Teachers might have impacted voter turn out

By Juliet Leyba Daily Planet Staff
Friday November 03, 2000

Philosophical differences between faculty and teachers at Berkeley High School may have had an effect on the turn out of Thursday’s mock election, Helene Lecar, League of Women Voters educational liaison said. 

According to Lecar, this year’s student voter turnout was significantly lower than at previous mock elections. 

Lecar said that only 340 of the schools’ 3,500 students cast their vote this year compared to more than 700 during the previous election. 

“The difference this year was that some teachers chose to give students the opportunity to register in class and brought them to the polling booth and some did not. Leaving it entirely up to them, just like in the real world.” 

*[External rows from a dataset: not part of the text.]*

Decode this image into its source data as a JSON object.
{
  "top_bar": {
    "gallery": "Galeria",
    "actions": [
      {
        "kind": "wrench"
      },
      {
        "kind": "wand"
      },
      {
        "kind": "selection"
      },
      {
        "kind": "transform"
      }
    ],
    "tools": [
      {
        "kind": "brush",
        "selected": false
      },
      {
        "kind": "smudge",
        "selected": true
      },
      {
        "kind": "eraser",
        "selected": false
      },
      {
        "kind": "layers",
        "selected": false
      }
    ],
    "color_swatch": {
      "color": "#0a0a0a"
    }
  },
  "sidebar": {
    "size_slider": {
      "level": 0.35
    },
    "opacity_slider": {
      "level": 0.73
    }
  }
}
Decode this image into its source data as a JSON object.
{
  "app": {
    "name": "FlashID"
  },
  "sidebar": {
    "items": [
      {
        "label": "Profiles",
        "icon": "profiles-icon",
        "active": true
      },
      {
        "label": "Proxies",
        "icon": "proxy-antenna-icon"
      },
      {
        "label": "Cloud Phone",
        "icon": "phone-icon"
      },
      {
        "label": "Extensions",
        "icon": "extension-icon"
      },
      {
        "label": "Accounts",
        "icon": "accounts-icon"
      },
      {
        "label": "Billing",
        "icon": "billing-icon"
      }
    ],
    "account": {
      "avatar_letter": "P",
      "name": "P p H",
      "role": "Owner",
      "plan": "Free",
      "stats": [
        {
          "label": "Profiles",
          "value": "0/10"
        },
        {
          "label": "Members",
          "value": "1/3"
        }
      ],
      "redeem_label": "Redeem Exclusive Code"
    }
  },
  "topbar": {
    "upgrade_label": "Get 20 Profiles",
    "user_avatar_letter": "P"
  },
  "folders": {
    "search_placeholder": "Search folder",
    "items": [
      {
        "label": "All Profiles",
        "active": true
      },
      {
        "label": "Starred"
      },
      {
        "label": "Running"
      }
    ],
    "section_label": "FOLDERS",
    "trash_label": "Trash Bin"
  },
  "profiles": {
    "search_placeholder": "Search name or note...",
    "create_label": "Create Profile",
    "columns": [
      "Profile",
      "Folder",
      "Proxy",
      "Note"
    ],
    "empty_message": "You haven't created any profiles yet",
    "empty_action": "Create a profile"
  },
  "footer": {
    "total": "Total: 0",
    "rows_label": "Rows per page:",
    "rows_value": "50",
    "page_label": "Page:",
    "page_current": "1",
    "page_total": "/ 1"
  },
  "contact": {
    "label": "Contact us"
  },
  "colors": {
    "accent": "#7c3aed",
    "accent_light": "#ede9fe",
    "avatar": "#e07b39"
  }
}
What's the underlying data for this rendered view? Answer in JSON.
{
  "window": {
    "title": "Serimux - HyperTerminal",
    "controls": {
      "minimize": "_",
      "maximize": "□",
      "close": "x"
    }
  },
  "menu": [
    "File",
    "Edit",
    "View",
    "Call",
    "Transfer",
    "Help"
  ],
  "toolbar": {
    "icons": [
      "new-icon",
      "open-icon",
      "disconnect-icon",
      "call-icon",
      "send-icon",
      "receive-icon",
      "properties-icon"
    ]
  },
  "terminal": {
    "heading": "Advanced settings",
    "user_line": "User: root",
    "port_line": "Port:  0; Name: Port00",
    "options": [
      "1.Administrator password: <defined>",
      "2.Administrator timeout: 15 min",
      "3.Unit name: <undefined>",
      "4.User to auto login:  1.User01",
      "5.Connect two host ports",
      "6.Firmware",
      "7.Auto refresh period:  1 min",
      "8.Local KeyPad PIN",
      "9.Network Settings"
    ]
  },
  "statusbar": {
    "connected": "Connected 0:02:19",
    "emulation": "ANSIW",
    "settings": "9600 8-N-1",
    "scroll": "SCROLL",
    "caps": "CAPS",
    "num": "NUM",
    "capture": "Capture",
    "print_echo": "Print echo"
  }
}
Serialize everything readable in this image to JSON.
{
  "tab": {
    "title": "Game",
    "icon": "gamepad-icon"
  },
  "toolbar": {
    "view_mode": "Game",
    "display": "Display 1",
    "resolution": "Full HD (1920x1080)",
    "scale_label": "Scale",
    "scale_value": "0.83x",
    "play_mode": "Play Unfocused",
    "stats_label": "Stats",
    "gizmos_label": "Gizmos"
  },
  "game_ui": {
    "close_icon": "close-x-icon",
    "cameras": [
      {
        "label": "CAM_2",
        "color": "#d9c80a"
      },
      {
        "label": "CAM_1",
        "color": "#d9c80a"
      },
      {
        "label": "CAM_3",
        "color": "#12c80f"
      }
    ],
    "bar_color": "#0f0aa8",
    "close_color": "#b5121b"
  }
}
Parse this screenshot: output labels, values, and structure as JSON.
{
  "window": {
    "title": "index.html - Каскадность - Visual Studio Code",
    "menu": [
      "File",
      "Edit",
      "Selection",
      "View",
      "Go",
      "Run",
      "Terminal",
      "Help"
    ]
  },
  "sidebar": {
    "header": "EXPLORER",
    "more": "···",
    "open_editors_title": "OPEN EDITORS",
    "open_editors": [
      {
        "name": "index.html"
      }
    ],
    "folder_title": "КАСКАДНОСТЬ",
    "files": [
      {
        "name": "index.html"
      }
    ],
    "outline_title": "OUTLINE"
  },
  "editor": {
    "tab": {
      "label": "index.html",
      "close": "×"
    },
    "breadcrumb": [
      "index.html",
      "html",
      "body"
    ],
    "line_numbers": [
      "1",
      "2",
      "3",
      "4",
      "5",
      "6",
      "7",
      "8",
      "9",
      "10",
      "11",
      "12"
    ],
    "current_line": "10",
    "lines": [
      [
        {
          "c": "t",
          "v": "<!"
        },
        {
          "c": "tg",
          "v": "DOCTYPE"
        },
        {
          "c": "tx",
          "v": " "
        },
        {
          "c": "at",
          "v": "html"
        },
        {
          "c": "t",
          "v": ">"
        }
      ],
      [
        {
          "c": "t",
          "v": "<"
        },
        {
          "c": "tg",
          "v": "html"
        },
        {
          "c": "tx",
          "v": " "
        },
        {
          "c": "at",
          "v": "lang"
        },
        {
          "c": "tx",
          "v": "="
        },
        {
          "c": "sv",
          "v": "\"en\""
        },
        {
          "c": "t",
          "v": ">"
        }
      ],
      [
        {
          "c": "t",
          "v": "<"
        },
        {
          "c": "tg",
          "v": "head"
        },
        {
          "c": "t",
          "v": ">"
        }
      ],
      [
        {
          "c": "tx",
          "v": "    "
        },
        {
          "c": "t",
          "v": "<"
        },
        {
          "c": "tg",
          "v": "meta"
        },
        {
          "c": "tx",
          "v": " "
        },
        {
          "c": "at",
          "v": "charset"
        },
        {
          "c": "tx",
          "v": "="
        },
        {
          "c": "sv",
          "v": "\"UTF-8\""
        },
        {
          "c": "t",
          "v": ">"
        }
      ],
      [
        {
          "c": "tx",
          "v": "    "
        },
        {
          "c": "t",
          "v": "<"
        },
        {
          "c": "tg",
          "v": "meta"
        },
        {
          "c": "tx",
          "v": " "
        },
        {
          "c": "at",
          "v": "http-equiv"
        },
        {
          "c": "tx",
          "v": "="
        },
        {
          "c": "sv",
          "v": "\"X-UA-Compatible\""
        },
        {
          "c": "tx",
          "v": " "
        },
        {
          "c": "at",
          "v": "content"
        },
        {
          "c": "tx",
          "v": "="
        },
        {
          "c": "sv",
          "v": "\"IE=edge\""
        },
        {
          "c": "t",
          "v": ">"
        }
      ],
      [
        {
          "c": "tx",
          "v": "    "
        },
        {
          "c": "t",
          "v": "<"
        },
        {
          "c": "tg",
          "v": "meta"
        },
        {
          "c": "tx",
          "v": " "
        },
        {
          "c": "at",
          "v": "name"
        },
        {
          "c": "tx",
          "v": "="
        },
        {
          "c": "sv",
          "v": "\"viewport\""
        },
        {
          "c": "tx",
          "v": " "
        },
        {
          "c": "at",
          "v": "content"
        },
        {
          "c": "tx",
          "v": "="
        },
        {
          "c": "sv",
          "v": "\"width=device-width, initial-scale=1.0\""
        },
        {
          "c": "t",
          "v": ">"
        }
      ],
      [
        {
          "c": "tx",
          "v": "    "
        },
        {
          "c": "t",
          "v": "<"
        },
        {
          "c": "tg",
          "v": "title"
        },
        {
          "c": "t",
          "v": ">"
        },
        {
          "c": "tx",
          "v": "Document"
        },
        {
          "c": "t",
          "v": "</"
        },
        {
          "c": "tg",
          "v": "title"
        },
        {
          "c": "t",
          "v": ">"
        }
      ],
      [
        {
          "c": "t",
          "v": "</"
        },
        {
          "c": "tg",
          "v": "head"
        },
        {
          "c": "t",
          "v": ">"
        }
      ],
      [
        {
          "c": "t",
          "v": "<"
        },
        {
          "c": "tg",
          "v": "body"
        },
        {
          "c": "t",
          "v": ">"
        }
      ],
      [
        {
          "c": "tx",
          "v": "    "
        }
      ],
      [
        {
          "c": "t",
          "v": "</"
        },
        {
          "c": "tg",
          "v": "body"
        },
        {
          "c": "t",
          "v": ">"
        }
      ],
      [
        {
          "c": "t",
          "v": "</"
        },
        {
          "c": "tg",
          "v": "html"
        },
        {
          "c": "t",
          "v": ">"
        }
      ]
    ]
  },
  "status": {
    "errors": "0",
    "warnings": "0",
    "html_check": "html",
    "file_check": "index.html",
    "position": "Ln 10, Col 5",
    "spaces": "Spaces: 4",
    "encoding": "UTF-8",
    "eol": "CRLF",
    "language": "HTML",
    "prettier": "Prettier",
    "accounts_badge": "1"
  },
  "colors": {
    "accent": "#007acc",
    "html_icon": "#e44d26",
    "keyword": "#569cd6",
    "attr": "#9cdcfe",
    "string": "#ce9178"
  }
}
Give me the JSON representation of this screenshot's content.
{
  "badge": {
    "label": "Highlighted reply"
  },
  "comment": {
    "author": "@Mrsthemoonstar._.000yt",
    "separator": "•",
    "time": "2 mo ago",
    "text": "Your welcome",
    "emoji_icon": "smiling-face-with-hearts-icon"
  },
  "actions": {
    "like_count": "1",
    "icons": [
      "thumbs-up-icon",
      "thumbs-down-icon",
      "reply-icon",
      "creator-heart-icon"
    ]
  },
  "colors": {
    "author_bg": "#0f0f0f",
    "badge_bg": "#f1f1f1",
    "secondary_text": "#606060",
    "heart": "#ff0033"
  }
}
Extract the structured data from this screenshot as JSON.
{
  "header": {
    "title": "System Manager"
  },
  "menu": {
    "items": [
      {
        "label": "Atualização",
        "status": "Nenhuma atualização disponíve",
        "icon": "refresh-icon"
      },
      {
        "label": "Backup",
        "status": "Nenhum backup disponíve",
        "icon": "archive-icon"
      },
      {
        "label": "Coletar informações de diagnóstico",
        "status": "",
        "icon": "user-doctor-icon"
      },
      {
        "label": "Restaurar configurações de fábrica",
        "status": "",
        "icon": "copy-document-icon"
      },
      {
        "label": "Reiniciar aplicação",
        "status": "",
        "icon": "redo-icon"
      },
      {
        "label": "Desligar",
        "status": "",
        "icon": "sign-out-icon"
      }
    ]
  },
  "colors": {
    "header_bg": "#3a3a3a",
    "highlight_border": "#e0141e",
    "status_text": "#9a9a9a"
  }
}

What many teachers may not have known is that this year the mock election was being sponsored by CNN nationwide. The mock election, which operates under rules set down by Congress, was designed to teach students and teachers about the voting process and the benefits of civic participation by involving them in a realistic stimulation of all aspects of the electoral process. 

“It’s unfortunate that so many students didn’t have that opportunity,” Lecar said. “But, maybe when they hear the results it will be a wake up call.” 

According to CNN the mock election drew more than 1 million voters, the majority of which voted for republican candidate George W. Bush. A technical problem, created by the large volume of participants, made the exact count unavailable at press time. 

“Students Natalie Magana and Anya Lopez were disappointed that they were turned away at the polling booth. 

“I wasn’t aware that the election was even happening. My second period teacher doesn’t always read the bulletin because it’s so long and by the time I figured it out the registration date had passed,” Magana said. 

Ben Giustine, 15, said that he didn’t vote because he didn’t know it was going to make such an impact. 

“I should’ve registered and voted. I didn’t have any of the information and no one let me in on where to go and what to do.” 

One teacher commented that in the real world people don’t register in groups and they don’t vote in groups. 

“If you don’t register, you can’t vote. That’s how it is in the real world.”